Task description ▸ For the entries below, how many lines include the word "conj"? Give the figure and nothing more.

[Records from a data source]
• • •
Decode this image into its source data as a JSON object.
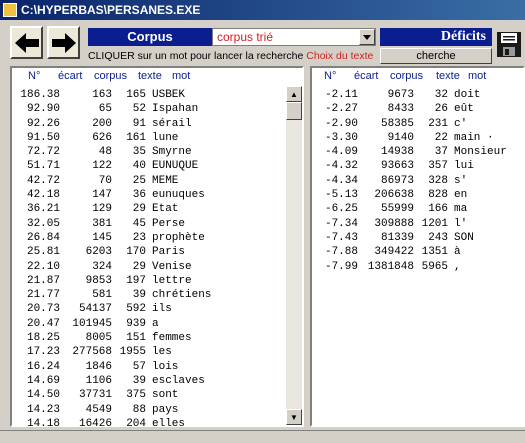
{
  "window": {
    "title": "C:\\HYPERBAS\\PERSANES.EXE"
  },
  "toolbar": {
    "corpus_label": "Corpus",
    "corpus_selected": "corpus trié",
    "deficits_label": "Déficits",
    "instruction_prefix": "CLIQUER sur un mot pour lancer la recherche ",
    "instruction_link": "Choix du texte",
    "search_button": "cherche"
  },
  "columns": {
    "score": "N°",
    "ecart": "écart",
    "corpus": "corpus",
    "texte": "texte",
    "mot": "mot"
  },
  "left_rows": [
    [
      "186.38",
      "163",
      "165",
      "USBEK"
    ],
    [
      "92.90",
      "65",
      "52",
      "Ispahan"
    ],
    [
      "92.26",
      "200",
      "91",
      "sérail"
    ],
    [
      "91.50",
      "626",
      "161",
      "lune"
    ],
    [
      "72.72",
      "48",
      "35",
      "Smyrne"
    ],
    [
      "51.71",
      "122",
      "40",
      "EUNUQUE"
    ],
    [
      "42.72",
      "70",
      "25",
      "MEME"
    ],
    [
      "42.18",
      "147",
      "36",
      "eunuques"
    ],
    [
      "36.21",
      "129",
      "29",
      "Etat"
    ],
    [
      "32.05",
      "381",
      "45",
      "Perse"
    ],
    [
      "26.84",
      "145",
      "23",
      "prophète"
    ],
    [
      "25.81",
      "6203",
      "170",
      "Paris"
    ],
    [
      "22.10",
      "324",
      "29",
      "Venise"
    ],
    [
      "21.87",
      "9853",
      "197",
      "lettre"
    ],
    [
      "21.77",
      "581",
      "39",
      "chrétiens"
    ],
    [
      "20.73",
      "54137",
      "592",
      "ils"
    ],
    [
      "20.47",
      "101945",
      "939",
      "a"
    ],
    [
      "18.25",
      "8005",
      "151",
      "femmes"
    ],
    [
      "17.23",
      "277568",
      "1955",
      "les"
    ],
    [
      "16.24",
      "1846",
      "57",
      "lois"
    ],
    [
      "14.69",
      "1106",
      "39",
      "esclaves"
    ],
    [
      "14.50",
      "37731",
      "375",
      "sont"
    ],
    [
      "14.23",
      "4549",
      "88",
      "pays"
    ],
    [
      "14.18",
      "16426",
      "204",
      "elles"
    ]
  ],
  "right_rows": [
    [
      "-2.11",
      "9673",
      "32",
      "doit"
    ],
    [
      "-2.27",
      "8433",
      "26",
      "eût"
    ],
    [
      "-2.90",
      "58385",
      "231",
      "c'"
    ],
    [
      "-3.30",
      "9140",
      "22",
      "main ·"
    ],
    [
      "-4.09",
      "14938",
      "37",
      "Monsieur"
    ],
    [
      "-4.32",
      "93663",
      "357",
      "lui"
    ],
    [
      "-4.34",
      "86973",
      "328",
      "s'"
    ],
    [
      "-5.13",
      "206638",
      "828",
      "en"
    ],
    [
      "-6.25",
      "55999",
      "166",
      "ma"
    ],
    [
      "-7.34",
      "309888",
      "1201",
      "l'"
    ],
    [
      "-7.43",
      "81339",
      "243",
      "SON"
    ],
    [
      "-7.88",
      "349422",
      "1351",
      "à"
    ],
    [
      "-7.99",
      "1381848",
      "5965",
      ","
    ]
  ]
}
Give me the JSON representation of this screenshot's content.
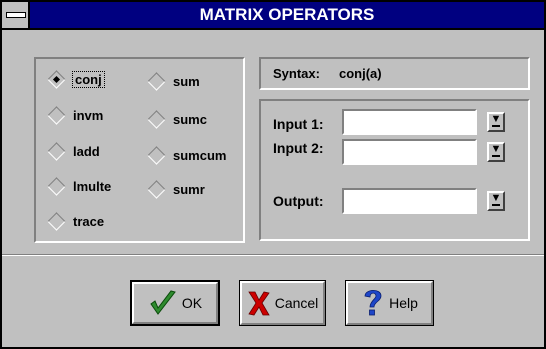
{
  "window": {
    "title": "MATRIX OPERATORS"
  },
  "functions": {
    "selected": "conj",
    "items": [
      {
        "label": "conj",
        "checked": true
      },
      {
        "label": "invm",
        "checked": false
      },
      {
        "label": "ladd",
        "checked": false
      },
      {
        "label": "lmulte",
        "checked": false
      },
      {
        "label": "trace",
        "checked": false
      },
      {
        "label": "sum",
        "checked": false
      },
      {
        "label": "sumc",
        "checked": false
      },
      {
        "label": "sumcum",
        "checked": false
      },
      {
        "label": "sumr",
        "checked": false
      }
    ]
  },
  "syntax": {
    "label": "Syntax:",
    "value": "conj(a)"
  },
  "inputs": {
    "input1_label": "Input 1:",
    "input1_value": "",
    "input2_label": "Input 2:",
    "input2_value": "",
    "output_label": "Output:",
    "output_value": ""
  },
  "buttons": {
    "ok_label": "OK",
    "cancel_label": "Cancel",
    "help_label": "Help"
  },
  "colors": {
    "title_bar": "#000080",
    "face": "#c0c0c0",
    "ok_check": "#2e8b2e",
    "cancel_x": "#cc0000",
    "help_q": "#1e46c8"
  },
  "icons": {
    "system_menu": "system-menu-icon",
    "dropdown": "dropdown-arrow-icon",
    "ok": "checkmark-icon",
    "cancel": "red-x-icon",
    "help": "question-mark-icon"
  }
}
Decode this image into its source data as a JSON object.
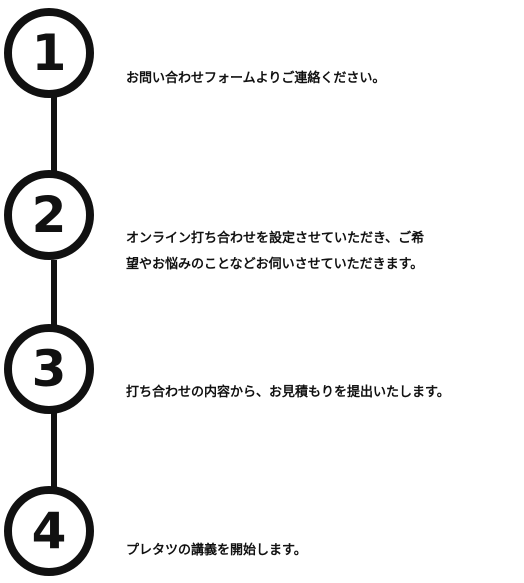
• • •
Your response ▸ 3